Only the lines holding "PROJECT" are wanted here; copy each from the listing.

※

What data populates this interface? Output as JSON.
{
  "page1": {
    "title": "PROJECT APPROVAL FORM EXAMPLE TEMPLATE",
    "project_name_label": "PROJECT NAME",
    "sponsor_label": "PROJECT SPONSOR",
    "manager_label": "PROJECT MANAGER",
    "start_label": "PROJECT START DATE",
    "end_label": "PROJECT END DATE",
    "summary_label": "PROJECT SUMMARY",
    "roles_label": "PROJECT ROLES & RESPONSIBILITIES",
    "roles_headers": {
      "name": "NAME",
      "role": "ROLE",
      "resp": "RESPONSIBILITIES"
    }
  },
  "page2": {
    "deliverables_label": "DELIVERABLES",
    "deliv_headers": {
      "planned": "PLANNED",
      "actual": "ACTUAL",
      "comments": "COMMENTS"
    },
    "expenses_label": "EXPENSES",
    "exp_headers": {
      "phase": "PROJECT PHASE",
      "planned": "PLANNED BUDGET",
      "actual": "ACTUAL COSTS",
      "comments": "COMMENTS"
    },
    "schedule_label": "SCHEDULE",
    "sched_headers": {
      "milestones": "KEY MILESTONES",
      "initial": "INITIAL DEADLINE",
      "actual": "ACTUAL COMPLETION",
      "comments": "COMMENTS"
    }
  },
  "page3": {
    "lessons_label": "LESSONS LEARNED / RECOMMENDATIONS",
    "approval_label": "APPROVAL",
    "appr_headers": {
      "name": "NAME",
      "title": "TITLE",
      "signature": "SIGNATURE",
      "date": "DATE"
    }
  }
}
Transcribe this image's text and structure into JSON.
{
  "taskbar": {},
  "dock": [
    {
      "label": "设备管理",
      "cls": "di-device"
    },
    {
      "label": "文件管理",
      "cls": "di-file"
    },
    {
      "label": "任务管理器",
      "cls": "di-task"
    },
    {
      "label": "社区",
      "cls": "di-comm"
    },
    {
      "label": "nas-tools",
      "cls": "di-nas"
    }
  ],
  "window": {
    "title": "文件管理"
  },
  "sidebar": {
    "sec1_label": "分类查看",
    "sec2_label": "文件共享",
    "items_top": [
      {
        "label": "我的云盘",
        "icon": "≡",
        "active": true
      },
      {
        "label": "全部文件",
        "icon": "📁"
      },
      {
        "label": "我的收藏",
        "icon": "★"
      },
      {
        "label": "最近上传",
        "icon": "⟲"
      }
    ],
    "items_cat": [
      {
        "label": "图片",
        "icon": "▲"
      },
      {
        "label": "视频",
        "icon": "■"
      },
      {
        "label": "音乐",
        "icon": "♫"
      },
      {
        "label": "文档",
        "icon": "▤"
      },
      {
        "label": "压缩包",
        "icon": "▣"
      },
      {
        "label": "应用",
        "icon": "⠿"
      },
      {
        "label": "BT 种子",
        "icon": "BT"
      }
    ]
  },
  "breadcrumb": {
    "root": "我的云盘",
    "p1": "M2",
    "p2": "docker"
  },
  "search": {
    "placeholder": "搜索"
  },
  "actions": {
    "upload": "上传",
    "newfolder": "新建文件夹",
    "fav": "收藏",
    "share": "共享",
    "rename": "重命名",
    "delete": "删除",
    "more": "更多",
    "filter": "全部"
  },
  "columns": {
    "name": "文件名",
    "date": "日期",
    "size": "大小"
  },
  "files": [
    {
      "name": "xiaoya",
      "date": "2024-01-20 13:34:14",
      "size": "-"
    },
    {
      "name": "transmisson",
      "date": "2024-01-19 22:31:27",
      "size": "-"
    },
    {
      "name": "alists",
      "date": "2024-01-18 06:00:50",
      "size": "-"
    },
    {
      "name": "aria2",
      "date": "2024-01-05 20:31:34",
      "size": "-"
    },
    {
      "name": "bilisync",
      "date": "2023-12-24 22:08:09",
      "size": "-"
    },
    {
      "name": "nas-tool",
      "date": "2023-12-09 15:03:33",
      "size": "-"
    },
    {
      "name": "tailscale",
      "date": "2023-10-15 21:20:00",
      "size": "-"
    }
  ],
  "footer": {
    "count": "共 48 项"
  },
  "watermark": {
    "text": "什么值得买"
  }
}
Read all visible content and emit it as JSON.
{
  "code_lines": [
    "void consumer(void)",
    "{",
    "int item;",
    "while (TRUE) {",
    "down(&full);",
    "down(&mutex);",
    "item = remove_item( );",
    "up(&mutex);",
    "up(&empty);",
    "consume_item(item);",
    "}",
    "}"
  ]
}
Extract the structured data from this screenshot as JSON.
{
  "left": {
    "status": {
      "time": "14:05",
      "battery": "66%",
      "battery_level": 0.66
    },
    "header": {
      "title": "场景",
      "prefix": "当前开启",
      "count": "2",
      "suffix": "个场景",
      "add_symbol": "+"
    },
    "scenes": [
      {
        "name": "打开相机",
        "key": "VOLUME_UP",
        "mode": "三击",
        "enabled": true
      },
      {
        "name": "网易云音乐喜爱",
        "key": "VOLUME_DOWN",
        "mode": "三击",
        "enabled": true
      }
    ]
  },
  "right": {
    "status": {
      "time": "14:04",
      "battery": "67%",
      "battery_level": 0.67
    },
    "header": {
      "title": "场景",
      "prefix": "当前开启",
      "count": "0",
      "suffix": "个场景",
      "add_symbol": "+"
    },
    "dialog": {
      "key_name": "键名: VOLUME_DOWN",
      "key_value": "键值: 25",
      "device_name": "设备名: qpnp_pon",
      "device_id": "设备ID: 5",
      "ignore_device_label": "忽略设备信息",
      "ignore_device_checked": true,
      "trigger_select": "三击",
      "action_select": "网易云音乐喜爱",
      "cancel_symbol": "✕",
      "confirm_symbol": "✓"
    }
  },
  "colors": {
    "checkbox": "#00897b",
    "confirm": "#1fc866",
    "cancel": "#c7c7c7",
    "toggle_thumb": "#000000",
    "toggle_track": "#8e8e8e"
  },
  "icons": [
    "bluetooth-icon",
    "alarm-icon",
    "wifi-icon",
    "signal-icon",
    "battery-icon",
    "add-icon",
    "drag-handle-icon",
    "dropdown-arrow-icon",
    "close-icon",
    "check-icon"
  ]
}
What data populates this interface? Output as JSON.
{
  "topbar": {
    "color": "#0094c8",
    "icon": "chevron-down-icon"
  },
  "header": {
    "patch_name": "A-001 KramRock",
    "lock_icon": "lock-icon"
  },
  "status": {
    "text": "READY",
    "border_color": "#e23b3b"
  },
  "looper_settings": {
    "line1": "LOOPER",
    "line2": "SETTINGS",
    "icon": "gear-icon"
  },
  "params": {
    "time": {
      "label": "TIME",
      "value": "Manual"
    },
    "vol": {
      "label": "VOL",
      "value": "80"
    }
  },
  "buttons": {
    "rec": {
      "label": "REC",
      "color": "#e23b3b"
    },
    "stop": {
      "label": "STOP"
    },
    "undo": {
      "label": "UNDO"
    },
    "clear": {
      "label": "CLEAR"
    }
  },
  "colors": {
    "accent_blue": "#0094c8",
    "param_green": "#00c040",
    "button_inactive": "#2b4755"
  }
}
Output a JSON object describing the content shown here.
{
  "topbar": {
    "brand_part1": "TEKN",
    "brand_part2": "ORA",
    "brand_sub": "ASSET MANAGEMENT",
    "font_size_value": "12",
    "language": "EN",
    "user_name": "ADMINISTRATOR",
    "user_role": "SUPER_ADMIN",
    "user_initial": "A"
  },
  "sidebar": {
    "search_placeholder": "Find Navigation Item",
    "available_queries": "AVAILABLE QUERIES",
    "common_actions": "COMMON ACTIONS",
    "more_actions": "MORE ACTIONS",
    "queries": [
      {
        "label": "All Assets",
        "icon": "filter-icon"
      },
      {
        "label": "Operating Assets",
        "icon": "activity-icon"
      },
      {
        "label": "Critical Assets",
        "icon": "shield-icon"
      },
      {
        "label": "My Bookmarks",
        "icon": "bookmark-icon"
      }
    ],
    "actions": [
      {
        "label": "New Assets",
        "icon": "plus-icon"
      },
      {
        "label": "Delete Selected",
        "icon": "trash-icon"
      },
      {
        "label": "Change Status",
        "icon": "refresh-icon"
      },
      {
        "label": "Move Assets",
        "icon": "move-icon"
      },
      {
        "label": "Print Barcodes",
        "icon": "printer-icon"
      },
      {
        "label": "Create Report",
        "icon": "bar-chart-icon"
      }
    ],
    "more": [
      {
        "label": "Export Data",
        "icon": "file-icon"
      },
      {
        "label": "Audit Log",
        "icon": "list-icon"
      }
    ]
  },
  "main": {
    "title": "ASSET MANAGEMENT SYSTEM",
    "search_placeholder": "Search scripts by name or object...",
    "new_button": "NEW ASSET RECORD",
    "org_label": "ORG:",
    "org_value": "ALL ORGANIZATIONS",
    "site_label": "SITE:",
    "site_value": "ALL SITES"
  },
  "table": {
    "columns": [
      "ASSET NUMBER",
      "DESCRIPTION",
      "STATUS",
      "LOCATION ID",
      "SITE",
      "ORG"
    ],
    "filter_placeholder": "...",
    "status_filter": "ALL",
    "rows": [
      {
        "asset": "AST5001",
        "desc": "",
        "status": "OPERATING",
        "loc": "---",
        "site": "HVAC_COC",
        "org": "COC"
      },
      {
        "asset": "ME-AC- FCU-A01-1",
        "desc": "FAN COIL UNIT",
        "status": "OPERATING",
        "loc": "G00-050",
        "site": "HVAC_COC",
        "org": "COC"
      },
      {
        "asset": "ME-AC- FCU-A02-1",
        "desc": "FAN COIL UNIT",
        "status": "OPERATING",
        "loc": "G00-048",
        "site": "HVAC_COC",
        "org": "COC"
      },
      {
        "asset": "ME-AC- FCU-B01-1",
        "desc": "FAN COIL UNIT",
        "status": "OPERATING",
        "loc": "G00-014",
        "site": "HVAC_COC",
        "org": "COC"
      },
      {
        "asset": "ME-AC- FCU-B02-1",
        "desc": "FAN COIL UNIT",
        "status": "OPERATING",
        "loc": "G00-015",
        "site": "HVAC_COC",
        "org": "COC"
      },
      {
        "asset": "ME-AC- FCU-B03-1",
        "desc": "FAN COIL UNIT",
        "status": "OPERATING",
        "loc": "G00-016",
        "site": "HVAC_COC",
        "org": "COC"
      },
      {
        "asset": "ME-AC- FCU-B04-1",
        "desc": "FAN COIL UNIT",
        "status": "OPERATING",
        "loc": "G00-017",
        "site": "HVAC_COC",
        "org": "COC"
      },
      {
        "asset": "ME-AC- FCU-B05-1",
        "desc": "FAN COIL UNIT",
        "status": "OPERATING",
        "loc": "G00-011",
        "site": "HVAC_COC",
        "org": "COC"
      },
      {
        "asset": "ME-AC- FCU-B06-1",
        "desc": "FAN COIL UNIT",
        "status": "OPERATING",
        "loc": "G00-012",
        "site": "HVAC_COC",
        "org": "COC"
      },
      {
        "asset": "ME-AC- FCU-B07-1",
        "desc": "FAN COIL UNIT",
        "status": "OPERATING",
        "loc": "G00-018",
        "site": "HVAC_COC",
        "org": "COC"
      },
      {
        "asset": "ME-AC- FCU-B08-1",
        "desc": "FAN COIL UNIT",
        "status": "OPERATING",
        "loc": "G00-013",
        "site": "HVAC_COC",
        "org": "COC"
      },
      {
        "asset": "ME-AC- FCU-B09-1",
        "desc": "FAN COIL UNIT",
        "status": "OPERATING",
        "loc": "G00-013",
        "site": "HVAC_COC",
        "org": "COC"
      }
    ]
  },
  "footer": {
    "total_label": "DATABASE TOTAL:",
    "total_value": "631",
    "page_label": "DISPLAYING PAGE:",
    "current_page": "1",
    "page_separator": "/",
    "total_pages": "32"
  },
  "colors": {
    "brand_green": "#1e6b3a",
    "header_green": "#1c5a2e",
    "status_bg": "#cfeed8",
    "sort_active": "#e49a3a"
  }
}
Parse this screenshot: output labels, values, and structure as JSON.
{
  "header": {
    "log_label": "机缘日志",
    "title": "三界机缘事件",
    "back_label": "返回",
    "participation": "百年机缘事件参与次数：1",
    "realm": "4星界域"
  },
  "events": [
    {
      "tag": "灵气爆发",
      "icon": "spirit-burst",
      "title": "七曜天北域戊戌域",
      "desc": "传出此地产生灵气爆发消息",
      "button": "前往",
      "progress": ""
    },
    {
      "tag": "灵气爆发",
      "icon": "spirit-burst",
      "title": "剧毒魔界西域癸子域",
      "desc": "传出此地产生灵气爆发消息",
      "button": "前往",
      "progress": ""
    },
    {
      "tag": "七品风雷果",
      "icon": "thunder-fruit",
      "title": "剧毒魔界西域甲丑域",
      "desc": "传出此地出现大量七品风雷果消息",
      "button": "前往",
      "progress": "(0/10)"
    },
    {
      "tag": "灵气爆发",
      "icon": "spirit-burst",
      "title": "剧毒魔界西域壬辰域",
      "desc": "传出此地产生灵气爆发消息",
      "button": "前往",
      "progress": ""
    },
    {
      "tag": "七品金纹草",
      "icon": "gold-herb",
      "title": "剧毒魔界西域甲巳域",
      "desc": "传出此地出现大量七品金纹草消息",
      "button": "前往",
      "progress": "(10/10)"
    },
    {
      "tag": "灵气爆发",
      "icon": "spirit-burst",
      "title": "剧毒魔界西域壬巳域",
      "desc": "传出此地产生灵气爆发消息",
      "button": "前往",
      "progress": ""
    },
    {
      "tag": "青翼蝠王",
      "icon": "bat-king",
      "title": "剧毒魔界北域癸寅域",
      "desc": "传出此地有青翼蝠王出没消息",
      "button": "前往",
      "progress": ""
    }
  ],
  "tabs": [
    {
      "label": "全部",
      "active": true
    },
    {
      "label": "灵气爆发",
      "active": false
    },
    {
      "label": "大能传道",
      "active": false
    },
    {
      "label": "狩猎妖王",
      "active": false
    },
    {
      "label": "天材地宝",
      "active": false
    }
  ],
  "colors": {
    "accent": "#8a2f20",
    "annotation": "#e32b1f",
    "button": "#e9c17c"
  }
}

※

▶ **ANSWER**
    "title": "PROJECT APPROVAL FORM EXAMPLE TEMPLATE",
    "project_name_label": "PROJECT NAME",
    "sponsor_label": "PROJECT SPONSOR",
    "manager_label": "PROJECT MANAGER",
    "start_label": "PROJECT START DATE",
    "end_label": "PROJECT END DATE",
    "summary_label": "PROJECT SUMMARY",
    "roles_label": "PROJECT ROLES & RESPONSIBILITIES",
      "phase": "PROJECT PHASE",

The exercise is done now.